    Wow. That was not cool. The student should have known not to hand the meds out. Even if she was allowed to hand them out, we were taught that we never, under any circumstances, hand out meds that have been poured by someone else.
  11. by   AuntieRN
    My program would definately have failed her out for the semester and probably the rest of the program. We can get 3 U's a semester before we fail. However, if it is a safety issue as this one was it would have been an automatic failure for the semester and the fact she lied would have gotten her thrown out of the program. Never lie, never pass meds someone else opened or drew up. Now the nurse was wrong opening up the meds before going into the pts room and leaving them in the closet. That would be a huge nono where I work and we are also taught in school never open the pills before hand...what if the pt refuses to take a particular one how would you know which one it was?

    Now to address healinghands comments....I graduated from a CC. Guess I would have been a "substandard" student when I started since my GPA was only a 2.65, However, by the time I graduated 5 semesters later...I had a 3.75 GPA. There was a girl in my class who started with a 4.0...graduated with a 4.0....can't pass the NCLEX to save her life...hmmm just because you are book smart does not make you a good nurse or mean you are capable of being a nurse.
  12. by   CuriousMe
    I'm not in a program yet (I'm applying this winter....finally!)...but just from my CNA training, I can't imagine why this student would think this was an appropriate action. With her being so close to graduation....I'd say there were big concerns there. That doesn't even touch the bigger issue of lying to her instructor about the situation.

    As far as what Healing Hands is seems that you are making global claims, based on very local data. You should make local claims or increase your scope of information. Your deduction was not logical, it was narrow minded. It is not logical to assume that admissions nationwide are in anyway similar to the 4 or so local programs you mentioned.
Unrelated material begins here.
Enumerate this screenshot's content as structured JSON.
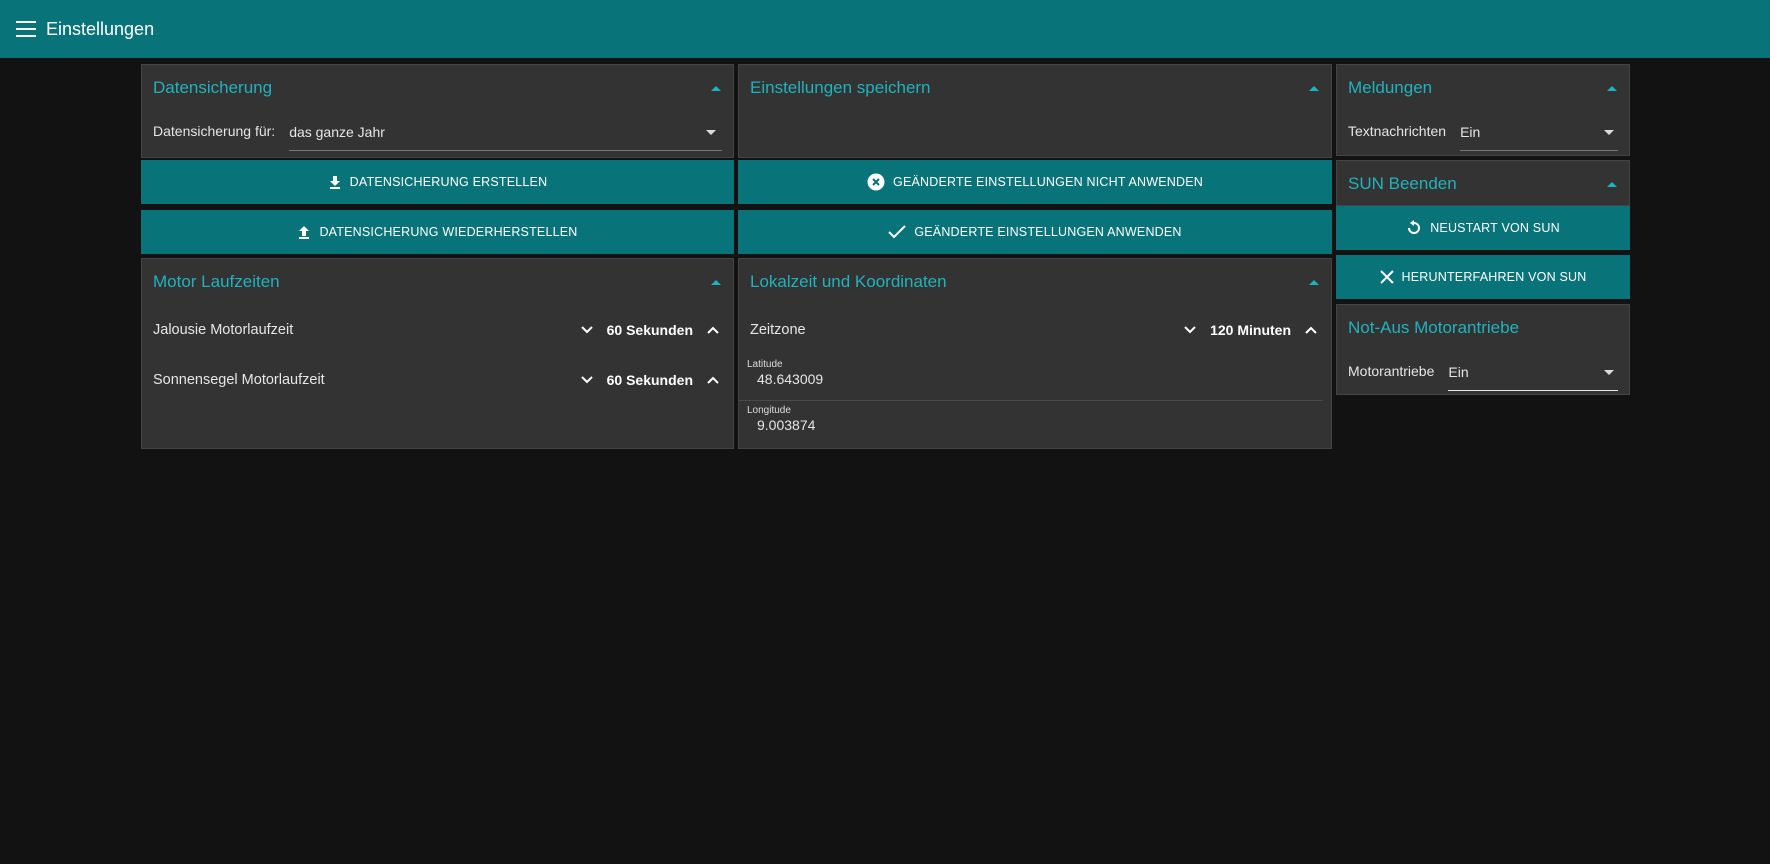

    FWIW, the CC program I'm trying to get into is actually in a consortium with the state university. This means they have exactly the same admissions policies and they have exactly the same curriculum. The program is designed for me to attend the CC for the first three years and then for the forth year, I physically attend the CC, but am taking classes from and paying tuition to the state university.

    Oh and btw, I'm applying this winter to the program. My GPA will be over 4.0 (don't know how much yet, grades come out next week) and there's a very good chance that I won't get in this time around. For my school, you need a 4.0 and you need to have your pre-reqs finished before's that competitive.
  13. by   RNsRWe
    Hi, Colleenurse! I'm also out of school six months, and I can just imagine how it would have gone down in my school's program. I can't swear that the student would be out because of having passed the meds without an instructor (or the nurse herself) because I believe that would be an infraction, a write-up, whatever, but not dismissal (not in third semester, anyway). The greater concern, IMO, was the ethics violations: she knew she was NOT to pass meds, she knew the nurse WOULD pass the meds, she knew she had NO permission or authority to pass them herself (and clearly no knowledge of WHAT she was to pass, where was the MAR??). And, beyond all that, she tried to cover up her exceedingly poor judgment and frankly, devious behavior (remember, she KNEW she had no permission here). She tried to cover this up with lies and, further, leveled her own accusations falsely against the nurse. Ethics issues all.

    Based on the ethics violations, I'd oust her. We had an ethics issue in my program as well, different scenario, but still a cover-up that went bad. Fourth semester, weeks from graduation, and the student was out, period.